The piece titled Statelessness is an evil that has been hidden for too long is a response to the UN Refugee Agency’s (UNHCR) launch of the campaign to end statelessness by 2024 that Professor Lambert welcomes as a long-awaited initiative. “This is an ambitious task, almost bold, yet feasible considering UNHCR’s achievements in the last three years and its awareness of the need to build an international social movement to ‘champion’ the cause of statelessness, on a par with the work being done on landmines, child soldiers and rape in armed conflict,” writes Lambert.
According to a report by The Institute on Statelessness and Inclusion at Tilburg University, an estimated 10 million people worldwide face statelessness that deprives them of basic rights such as the right to work, the right to vote, the right to welfare benefits or welfare and a child’s right to education.
Lambert says, “Commendably, the UNHCR plans to ‘mainstream’ the problem of statelessness by locating it within larger challenges of child rights, gender equality and migration, thereby better capturing public and political attention.” She adds, “Statelessness can mean total destitution. Not for nothing, the UK Supreme Court has referred to ‘the evil of statelessness’. It is an evil that has remained hidden for too long.”
Professor Lambert’s expertise lies in refugee law, statelessness, European asylum law, migration law and transnational law. She is currently undertaking a project for the UNHCR seeking to develop doctrinal guidance on issues of nationality and statelessness.
Read the article Statelessness is an evil that has been hidden for too long on The Guardian website.

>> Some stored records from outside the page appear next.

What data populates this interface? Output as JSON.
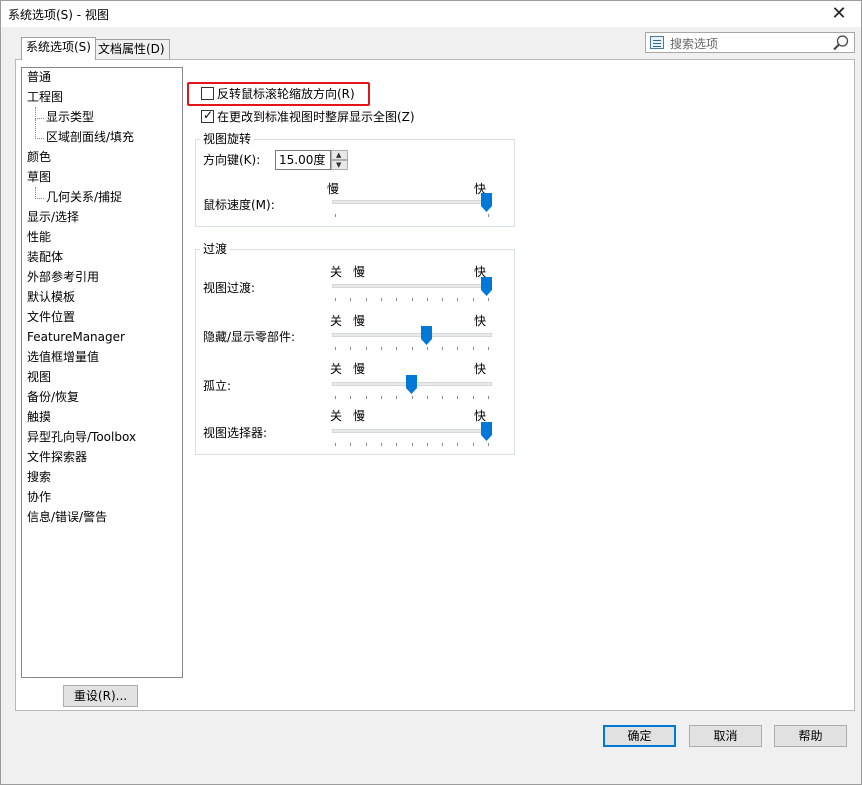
{
  "window": {
    "title": "系统选项(S) - 视图",
    "close_glyph": "✕"
  },
  "tabs": [
    {
      "label": "系统选项(S)",
      "active": true
    },
    {
      "label": "文档属性(D)",
      "active": false
    }
  ],
  "search": {
    "placeholder": "搜索选项"
  },
  "tree": {
    "items": [
      {
        "label": "普通",
        "level": 0
      },
      {
        "label": "工程图",
        "level": 0
      },
      {
        "label": "显示类型",
        "level": 1
      },
      {
        "label": "区域剖面线/填充",
        "level": 1
      },
      {
        "label": "颜色",
        "level": 0
      },
      {
        "label": "草图",
        "level": 0
      },
      {
        "label": "几何关系/捕捉",
        "level": 1
      },
      {
        "label": "显示/选择",
        "level": 0
      },
      {
        "label": "性能",
        "level": 0
      },
      {
        "label": "装配体",
        "level": 0
      },
      {
        "label": "外部参考引用",
        "level": 0
      },
      {
        "label": "默认模板",
        "level": 0
      },
      {
        "label": "文件位置",
        "level": 0
      },
      {
        "label": "FeatureManager",
        "level": 0
      },
      {
        "label": "选值框增量值",
        "level": 0
      },
      {
        "label": "视图",
        "level": 0,
        "selected": true
      },
      {
        "label": "备份/恢复",
        "level": 0
      },
      {
        "label": "触摸",
        "level": 0
      },
      {
        "label": "异型孔向导/Toolbox",
        "level": 0
      },
      {
        "label": "文件探索器",
        "level": 0
      },
      {
        "label": "搜索",
        "level": 0
      },
      {
        "label": "协作",
        "level": 0
      },
      {
        "label": "信息/错误/警告",
        "level": 0
      }
    ]
  },
  "reset_button": "重设(R)...",
  "options": {
    "reverse_wheel": {
      "label": "反转鼠标滚轮缩放方向(R)",
      "checked": false
    },
    "zoom_to_fit": {
      "label": "在更改到标准视图时整屏显示全图(Z)",
      "checked": true
    }
  },
  "view_rotation": {
    "title": "视图旋转",
    "arrow_keys_label": "方向键(K):",
    "arrow_keys_value": "15.00度",
    "mouse_speed_label": "鼠标速度(M):",
    "slow": "慢",
    "fast": "快",
    "mouse_speed_level": 1.0
  },
  "transitions": {
    "title": "过渡",
    "off": "关",
    "slow": "慢",
    "fast": "快",
    "sliders": [
      {
        "label": "视图过渡:",
        "level": 1.0
      },
      {
        "label": "隐藏/显示零部件:",
        "level": 0.6
      },
      {
        "label": "孤立:",
        "level": 0.5
      },
      {
        "label": "视图选择器:",
        "level": 1.0
      }
    ]
  },
  "footer": {
    "ok": "确定",
    "cancel": "取消",
    "help": "帮助"
  },
  "colors": {
    "accent": "#0078d7",
    "highlight": "#e4141b"
  }
}
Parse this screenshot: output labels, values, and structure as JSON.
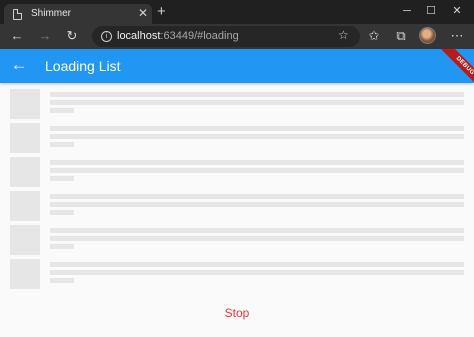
{
  "browser": {
    "tab_title": "Shimmer",
    "url_host": "localhost",
    "url_rest": ":63449/#loading",
    "icons": [
      "file-icon",
      "close-icon",
      "plus-icon",
      "back-icon",
      "forward-icon",
      "reload-icon",
      "info-icon",
      "favorite-star-icon",
      "collections-icon",
      "profile-avatar",
      "more-icon"
    ]
  },
  "app": {
    "title": "Loading List",
    "debug_banner": "DEBUG",
    "stop_label": "Stop",
    "appbar_color": "#2196f3",
    "stop_color": "#e53935",
    "skeleton_color": "#e6e6e6",
    "list_item_count": 6
  }
}
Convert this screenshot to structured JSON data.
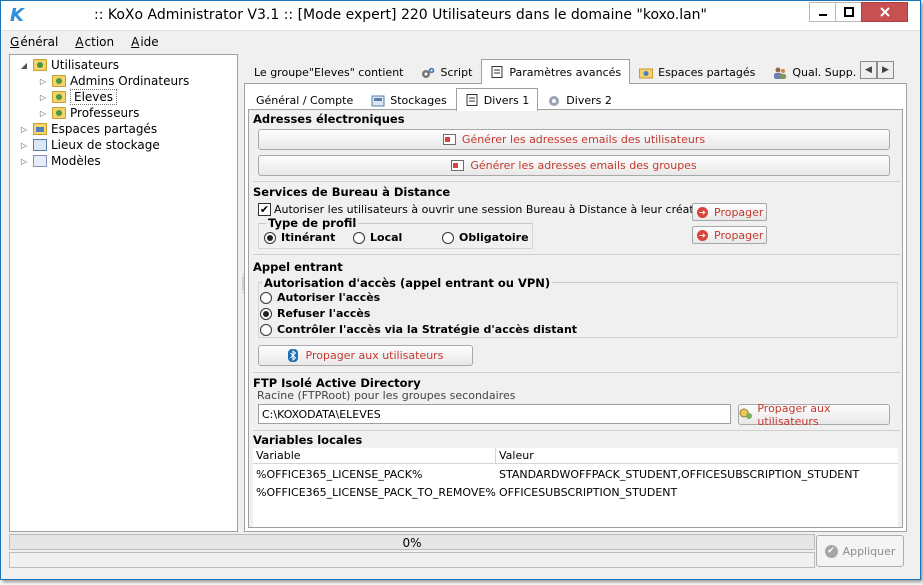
{
  "window": {
    "title": ":: KoXo Administrator V3.1 :: [Mode expert] 220 Utilisateurs dans le domaine \"koxo.lan\"",
    "app_icon": "K"
  },
  "menu": [
    {
      "label": "Général",
      "mnemonic_index": 0
    },
    {
      "label": "Action",
      "mnemonic_index": 0
    },
    {
      "label": "Aide",
      "mnemonic_index": 0
    }
  ],
  "tree": {
    "root": {
      "label": "Utilisateurs",
      "icon": "users-folder-icon"
    },
    "children": [
      {
        "label": "Admins Ordinateurs",
        "icon": "users-folder-icon"
      },
      {
        "label": "Eleves",
        "icon": "users-folder-icon",
        "selected": true
      },
      {
        "label": "Professeurs",
        "icon": "users-folder-icon"
      }
    ],
    "others": [
      {
        "label": "Espaces partagés",
        "icon": "share-folder-icon"
      },
      {
        "label": "Lieux de stockage",
        "icon": "storage-icon"
      },
      {
        "label": "Modèles",
        "icon": "templates-icon"
      }
    ]
  },
  "tabs_top": [
    {
      "label": "Le groupe\"Eleves\" contient",
      "icon": ""
    },
    {
      "label": "Script",
      "icon": "gears-icon"
    },
    {
      "label": "Paramètres avancés",
      "icon": "document-icon",
      "active": true
    },
    {
      "label": "Espaces partagés",
      "icon": "share-icon"
    },
    {
      "label": "Qual. Supp.",
      "icon": "users-icon"
    }
  ],
  "tabs_sub": [
    {
      "label": "Général / Compte",
      "icon": ""
    },
    {
      "label": "Stockages",
      "icon": "storage-icon"
    },
    {
      "label": "Divers 1",
      "icon": "document-icon",
      "active": true
    },
    {
      "label": "Divers 2",
      "icon": "gear-icon"
    }
  ],
  "email": {
    "title": "Adresses électroniques",
    "btn_users": "Générer les adresses emails des utilisateurs",
    "btn_groups": "Générer les adresses emails des groupes"
  },
  "rds": {
    "title": "Services de Bureau à Distance",
    "allow_label": "Autoriser les utilisateurs à ouvrir une session Bureau à Distance à leur création",
    "allow_checked": true,
    "propagate_label": "Propager",
    "profile_title": "Type de profil",
    "profile_options": [
      "Itinérant",
      "Local",
      "Obligatoire"
    ],
    "profile_selected": "Itinérant"
  },
  "dialin": {
    "title": "Appel entrant",
    "group_title": "Autorisation d'accès (appel entrant ou VPN)",
    "options": [
      "Autoriser l'accès",
      "Refuser l'accès",
      "Contrôler l'accès via la Stratégie d'accès distant"
    ],
    "selected": "Refuser l'accès",
    "propagate_label": "Propager aux utilisateurs"
  },
  "ftp": {
    "title": "FTP Isolé Active Directory",
    "subtitle": "Racine (FTPRoot) pour les groupes secondaires",
    "value": "C:\\KOXODATA\\ELEVES",
    "propagate_label": "Propager aux utilisateurs"
  },
  "locals": {
    "title": "Variables locales",
    "columns": [
      "Variable",
      "Valeur"
    ],
    "rows": [
      [
        "%OFFICE365_LICENSE_PACK%",
        "STANDARDWOFFPACK_STUDENT,OFFICESUBSCRIPTION_STUDENT"
      ],
      [
        "%OFFICE365_LICENSE_PACK_TO_REMOVE%",
        "OFFICESUBSCRIPTION_STUDENT"
      ]
    ]
  },
  "status": {
    "progress_text": "0%",
    "progress_fraction": 0,
    "apply_label": "Appliquer",
    "apply_enabled": false
  },
  "colors": {
    "action_text": "#c3392f",
    "close_button": "#c75050",
    "progress_fill": "#06b025"
  }
}
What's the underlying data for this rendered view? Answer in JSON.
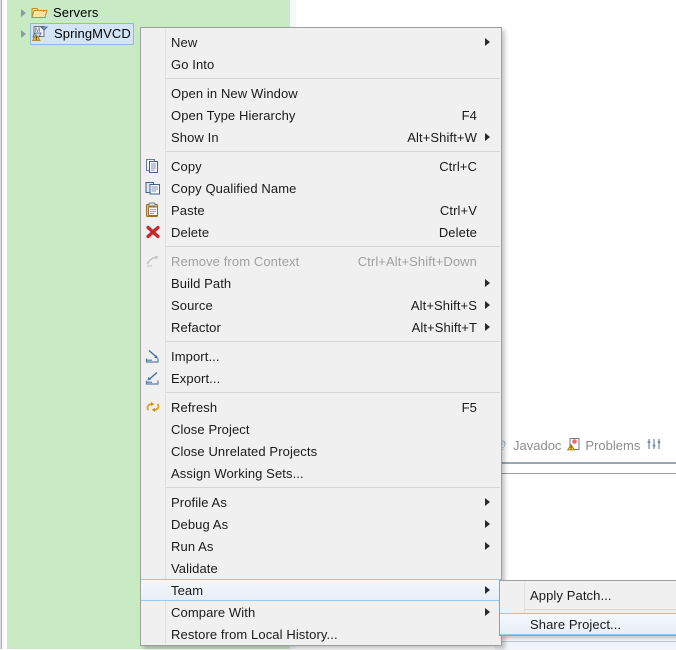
{
  "tree": {
    "items": [
      {
        "label": "Servers",
        "icon": "folder-icon",
        "expander": "collapsed-arrow",
        "selected": false
      },
      {
        "label": "SpringMVCD",
        "icon": "maven-project-warning-icon",
        "expander": "collapsed-arrow",
        "selected": true
      }
    ]
  },
  "views": {
    "tabs": [
      {
        "label": "Javadoc",
        "icon": "javadoc-icon"
      },
      {
        "label": "Problems",
        "icon": "problems-icon"
      }
    ],
    "toolbar_icon": "view-menu-icon"
  },
  "context_menu": {
    "name": "project-context-menu",
    "groups": [
      {
        "items": [
          {
            "label": "New",
            "accel": "",
            "icon": "",
            "submenu": true,
            "disabled": false,
            "highlight": false
          },
          {
            "label": "Go Into",
            "accel": "",
            "icon": "",
            "submenu": false,
            "disabled": false,
            "highlight": false
          }
        ]
      },
      {
        "items": [
          {
            "label": "Open in New Window",
            "accel": "",
            "icon": "",
            "submenu": false,
            "disabled": false,
            "highlight": false
          },
          {
            "label": "Open Type Hierarchy",
            "accel": "F4",
            "icon": "",
            "submenu": false,
            "disabled": false,
            "highlight": false
          },
          {
            "label": "Show In",
            "accel": "Alt+Shift+W",
            "icon": "",
            "submenu": true,
            "disabled": false,
            "highlight": false
          }
        ]
      },
      {
        "items": [
          {
            "label": "Copy",
            "accel": "Ctrl+C",
            "icon": "copy-icon",
            "submenu": false,
            "disabled": false,
            "highlight": false
          },
          {
            "label": "Copy Qualified Name",
            "accel": "",
            "icon": "copy-qualified-name-icon",
            "submenu": false,
            "disabled": false,
            "highlight": false
          },
          {
            "label": "Paste",
            "accel": "Ctrl+V",
            "icon": "paste-icon",
            "submenu": false,
            "disabled": false,
            "highlight": false
          },
          {
            "label": "Delete",
            "accel": "Delete",
            "icon": "delete-icon",
            "submenu": false,
            "disabled": false,
            "highlight": false
          }
        ]
      },
      {
        "items": [
          {
            "label": "Remove from Context",
            "accel": "Ctrl+Alt+Shift+Down",
            "icon": "remove-from-context-icon",
            "submenu": false,
            "disabled": true,
            "highlight": false
          },
          {
            "label": "Build Path",
            "accel": "",
            "icon": "",
            "submenu": true,
            "disabled": false,
            "highlight": false
          },
          {
            "label": "Source",
            "accel": "Alt+Shift+S",
            "icon": "",
            "submenu": true,
            "disabled": false,
            "highlight": false
          },
          {
            "label": "Refactor",
            "accel": "Alt+Shift+T",
            "icon": "",
            "submenu": true,
            "disabled": false,
            "highlight": false
          }
        ]
      },
      {
        "items": [
          {
            "label": "Import...",
            "accel": "",
            "icon": "import-icon",
            "submenu": false,
            "disabled": false,
            "highlight": false
          },
          {
            "label": "Export...",
            "accel": "",
            "icon": "export-icon",
            "submenu": false,
            "disabled": false,
            "highlight": false
          }
        ]
      },
      {
        "items": [
          {
            "label": "Refresh",
            "accel": "F5",
            "icon": "refresh-icon",
            "submenu": false,
            "disabled": false,
            "highlight": false
          },
          {
            "label": "Close Project",
            "accel": "",
            "icon": "",
            "submenu": false,
            "disabled": false,
            "highlight": false
          },
          {
            "label": "Close Unrelated Projects",
            "accel": "",
            "icon": "",
            "submenu": false,
            "disabled": false,
            "highlight": false
          },
          {
            "label": "Assign Working Sets...",
            "accel": "",
            "icon": "",
            "submenu": false,
            "disabled": false,
            "highlight": false
          }
        ]
      },
      {
        "items": [
          {
            "label": "Profile As",
            "accel": "",
            "icon": "",
            "submenu": true,
            "disabled": false,
            "highlight": false
          },
          {
            "label": "Debug As",
            "accel": "",
            "icon": "",
            "submenu": true,
            "disabled": false,
            "highlight": false
          },
          {
            "label": "Run As",
            "accel": "",
            "icon": "",
            "submenu": true,
            "disabled": false,
            "highlight": false
          },
          {
            "label": "Validate",
            "accel": "",
            "icon": "",
            "submenu": false,
            "disabled": false,
            "highlight": false
          },
          {
            "label": "Team",
            "accel": "",
            "icon": "",
            "submenu": true,
            "disabled": false,
            "highlight": true
          },
          {
            "label": "Compare With",
            "accel": "",
            "icon": "",
            "submenu": true,
            "disabled": false,
            "highlight": false
          },
          {
            "label": "Restore from Local History...",
            "accel": "",
            "icon": "",
            "submenu": false,
            "disabled": false,
            "highlight": false
          }
        ]
      }
    ]
  },
  "submenu": {
    "name": "team-submenu",
    "items": [
      {
        "label": "Apply Patch...",
        "accel": "",
        "icon": "",
        "submenu": false,
        "disabled": false,
        "highlight": false
      },
      {
        "label": "Share Project...",
        "accel": "",
        "icon": "",
        "submenu": false,
        "disabled": false,
        "highlight": true
      }
    ]
  },
  "colors": {
    "tree_background": "#c8ebc4",
    "menu_background": "#f0f0f0",
    "highlight_border": "#9ec7e8",
    "selection_fill": "#d4e4f7",
    "delete_red": "#c8252b",
    "refresh_gold": "#e0a81c"
  }
}
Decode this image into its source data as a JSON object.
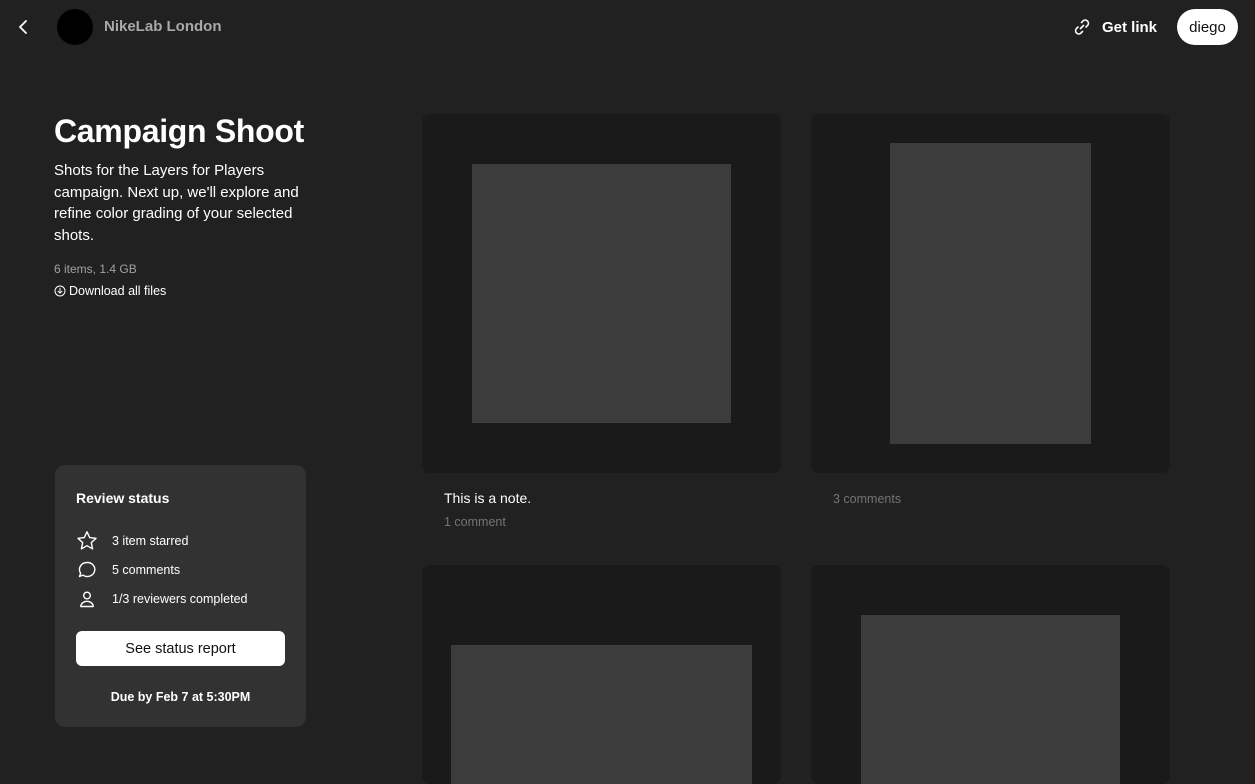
{
  "header": {
    "brand_name": "NikeLab London",
    "get_link_label": "Get link",
    "user_name": "diego"
  },
  "project": {
    "title": "Campaign Shoot",
    "description": "Shots for the Layers for Players campaign. Next up, we'll explore and refine color grading of your selected shots.",
    "meta": "6 items, 1.4 GB",
    "download_label": "Download all files"
  },
  "review": {
    "title": "Review status",
    "starred": "3 item starred",
    "comments": "5 comments",
    "reviewers": "1/3 reviewers completed",
    "button_label": "See status report",
    "due": "Due by Feb 7 at 5:30PM"
  },
  "items": [
    {
      "note": "This is a note.",
      "comments": "1 comment"
    },
    {
      "note": "",
      "comments": "3 comments"
    },
    {
      "note": "",
      "comments": ""
    },
    {
      "note": "",
      "comments": ""
    }
  ],
  "colors": {
    "background": "#212121",
    "card": "#323232",
    "tile": "#1a1a1a",
    "placeholder": "#3c3c3c"
  }
}
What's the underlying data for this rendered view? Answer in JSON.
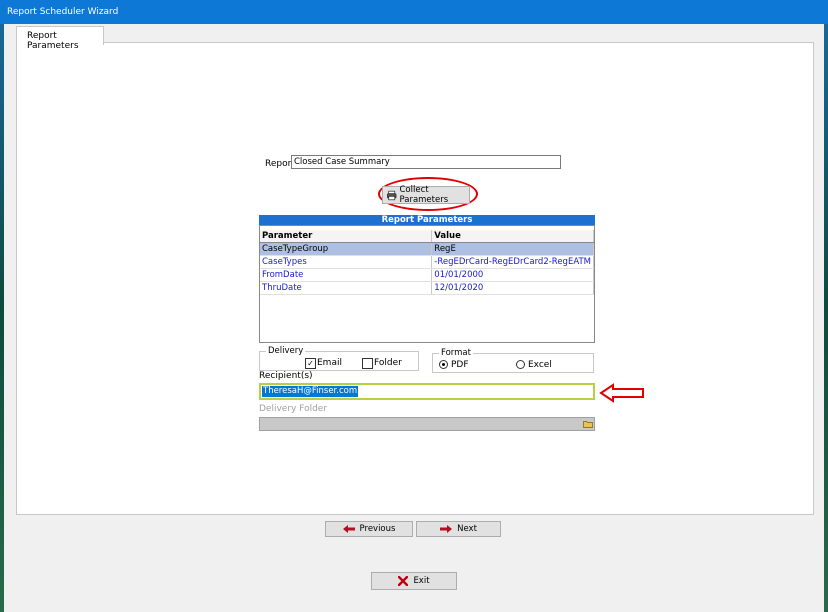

Further information about Professor Hélène Lambert.
More about international law at the University of Westminster.